*** Begin section ***

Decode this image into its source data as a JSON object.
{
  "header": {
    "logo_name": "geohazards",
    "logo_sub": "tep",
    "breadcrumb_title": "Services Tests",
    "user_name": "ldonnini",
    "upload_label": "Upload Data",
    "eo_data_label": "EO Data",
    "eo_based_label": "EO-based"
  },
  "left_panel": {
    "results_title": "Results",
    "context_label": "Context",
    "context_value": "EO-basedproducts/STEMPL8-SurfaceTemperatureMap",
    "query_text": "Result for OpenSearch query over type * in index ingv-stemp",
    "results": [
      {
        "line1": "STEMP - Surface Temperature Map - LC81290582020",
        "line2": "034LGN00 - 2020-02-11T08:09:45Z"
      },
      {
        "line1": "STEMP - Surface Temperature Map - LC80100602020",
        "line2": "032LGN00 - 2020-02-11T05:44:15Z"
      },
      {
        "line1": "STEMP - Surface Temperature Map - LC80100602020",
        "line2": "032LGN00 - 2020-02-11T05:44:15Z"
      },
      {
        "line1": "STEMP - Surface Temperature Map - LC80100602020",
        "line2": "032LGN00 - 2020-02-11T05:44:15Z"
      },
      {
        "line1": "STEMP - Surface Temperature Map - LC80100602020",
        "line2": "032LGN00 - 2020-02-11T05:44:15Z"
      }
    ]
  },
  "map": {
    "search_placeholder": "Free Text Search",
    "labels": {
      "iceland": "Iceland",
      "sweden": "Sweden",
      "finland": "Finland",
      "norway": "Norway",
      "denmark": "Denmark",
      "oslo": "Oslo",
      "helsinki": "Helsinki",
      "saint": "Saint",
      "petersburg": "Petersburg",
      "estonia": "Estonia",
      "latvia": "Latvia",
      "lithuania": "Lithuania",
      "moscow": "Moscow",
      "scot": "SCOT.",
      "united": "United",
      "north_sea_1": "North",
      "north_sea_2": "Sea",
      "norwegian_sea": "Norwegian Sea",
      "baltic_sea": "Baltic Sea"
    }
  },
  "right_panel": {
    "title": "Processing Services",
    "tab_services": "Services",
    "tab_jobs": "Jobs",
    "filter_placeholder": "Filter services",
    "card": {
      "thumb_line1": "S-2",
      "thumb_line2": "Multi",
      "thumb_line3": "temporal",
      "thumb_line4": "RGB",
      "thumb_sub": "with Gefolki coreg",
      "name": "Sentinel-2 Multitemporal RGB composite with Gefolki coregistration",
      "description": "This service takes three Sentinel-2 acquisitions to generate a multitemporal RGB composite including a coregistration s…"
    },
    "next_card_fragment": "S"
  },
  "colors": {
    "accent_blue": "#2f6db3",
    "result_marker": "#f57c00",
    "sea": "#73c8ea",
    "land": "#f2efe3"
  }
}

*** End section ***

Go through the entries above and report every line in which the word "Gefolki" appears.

      "thumb_sub": "with Gefolki coreg",
      "name": "Sentinel-2 Multitemporal RGB composite with Gefolki coregistration",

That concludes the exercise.